╭──
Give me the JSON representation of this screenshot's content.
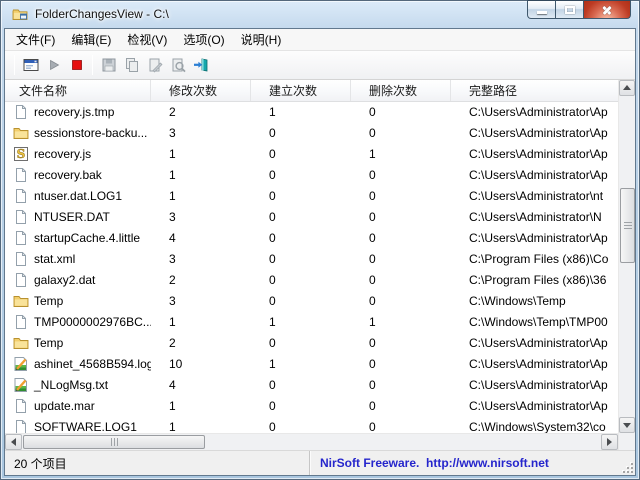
{
  "window": {
    "title": "FolderChangesView - C:\\",
    "controls": [
      {
        "id": "minimize-button",
        "icon": "minimize-icon"
      },
      {
        "id": "maximize-button",
        "icon": "maximize-icon"
      },
      {
        "id": "close-button",
        "icon": "close-icon"
      }
    ]
  },
  "menu": {
    "items": [
      {
        "id": "menu-file",
        "label": "文件(F)"
      },
      {
        "id": "menu-edit",
        "label": "编辑(E)"
      },
      {
        "id": "menu-view",
        "label": "检视(V)"
      },
      {
        "id": "menu-options",
        "label": "选项(O)"
      },
      {
        "id": "menu-help",
        "label": "说明(H)"
      }
    ]
  },
  "toolbar": {
    "buttons": [
      {
        "name": "choose-folder",
        "icon": "folder-dialog-icon",
        "enabled": true
      },
      {
        "name": "start-monitoring",
        "icon": "play-icon",
        "enabled": false
      },
      {
        "name": "stop-monitoring",
        "icon": "stop-icon",
        "enabled": true
      },
      {
        "name": "save",
        "icon": "floppy-icon",
        "enabled": false
      },
      {
        "name": "copy",
        "icon": "copy-icon",
        "enabled": false
      },
      {
        "name": "properties",
        "icon": "properties-icon",
        "enabled": false
      },
      {
        "name": "find",
        "icon": "magnifier-icon",
        "enabled": false
      },
      {
        "name": "exit",
        "icon": "exit-door-icon",
        "enabled": true
      }
    ]
  },
  "table": {
    "columns": [
      {
        "id": "column-header-filename",
        "label": "文件名称"
      },
      {
        "id": "column-header-modified-count",
        "label": "修改次数"
      },
      {
        "id": "column-header-created-count",
        "label": "建立次数"
      },
      {
        "id": "column-header-deleted-count",
        "label": "删除次数"
      },
      {
        "id": "column-header-full-path",
        "label": "完整路径"
      }
    ],
    "rows": [
      {
        "icon": "file",
        "name": "recovery.js.tmp",
        "modified": "2",
        "created": "1",
        "deleted": "0",
        "path": "C:\\Users\\Administrator\\Ap"
      },
      {
        "icon": "folder",
        "name": "sessionstore-backu...",
        "modified": "3",
        "created": "0",
        "deleted": "0",
        "path": "C:\\Users\\Administrator\\Ap"
      },
      {
        "icon": "script",
        "name": "recovery.js",
        "modified": "1",
        "created": "0",
        "deleted": "1",
        "path": "C:\\Users\\Administrator\\Ap"
      },
      {
        "icon": "file",
        "name": "recovery.bak",
        "modified": "1",
        "created": "0",
        "deleted": "0",
        "path": "C:\\Users\\Administrator\\Ap"
      },
      {
        "icon": "file",
        "name": "ntuser.dat.LOG1",
        "modified": "1",
        "created": "0",
        "deleted": "0",
        "path": "C:\\Users\\Administrator\\nt"
      },
      {
        "icon": "file",
        "name": "NTUSER.DAT",
        "modified": "3",
        "created": "0",
        "deleted": "0",
        "path": "C:\\Users\\Administrator\\N"
      },
      {
        "icon": "file",
        "name": "startupCache.4.little",
        "modified": "4",
        "created": "0",
        "deleted": "0",
        "path": "C:\\Users\\Administrator\\Ap"
      },
      {
        "icon": "file",
        "name": "stat.xml",
        "modified": "3",
        "created": "0",
        "deleted": "0",
        "path": "C:\\Program Files (x86)\\Co"
      },
      {
        "icon": "file",
        "name": "galaxy2.dat",
        "modified": "2",
        "created": "0",
        "deleted": "0",
        "path": "C:\\Program Files (x86)\\36"
      },
      {
        "icon": "folder",
        "name": "Temp",
        "modified": "3",
        "created": "0",
        "deleted": "0",
        "path": "C:\\Windows\\Temp"
      },
      {
        "icon": "file",
        "name": "TMP0000002976BC...",
        "modified": "1",
        "created": "1",
        "deleted": "1",
        "path": "C:\\Windows\\Temp\\TMP00"
      },
      {
        "icon": "folder",
        "name": "Temp",
        "modified": "2",
        "created": "0",
        "deleted": "0",
        "path": "C:\\Users\\Administrator\\Ap"
      },
      {
        "icon": "log",
        "name": "ashinet_4568B594.log",
        "modified": "10",
        "created": "1",
        "deleted": "0",
        "path": "C:\\Users\\Administrator\\Ap"
      },
      {
        "icon": "log",
        "name": "_NLogMsg.txt",
        "modified": "4",
        "created": "0",
        "deleted": "0",
        "path": "C:\\Users\\Administrator\\Ap"
      },
      {
        "icon": "file",
        "name": "update.mar",
        "modified": "1",
        "created": "0",
        "deleted": "0",
        "path": "C:\\Users\\Administrator\\Ap"
      },
      {
        "icon": "file",
        "name": "SOFTWARE.LOG1",
        "modified": "1",
        "created": "0",
        "deleted": "0",
        "path": "C:\\Windows\\System32\\co"
      }
    ]
  },
  "statusbar": {
    "items_count": "20 个项目",
    "branding": "NirSoft Freeware.  http://www.nirsoft.net",
    "branding_color": "#2525cc"
  }
}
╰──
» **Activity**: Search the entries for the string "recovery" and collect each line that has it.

» **Problem solution**:
        "name": "recovery.js.tmp",
        "name": "recovery.js",
        "name": "recovery.bak",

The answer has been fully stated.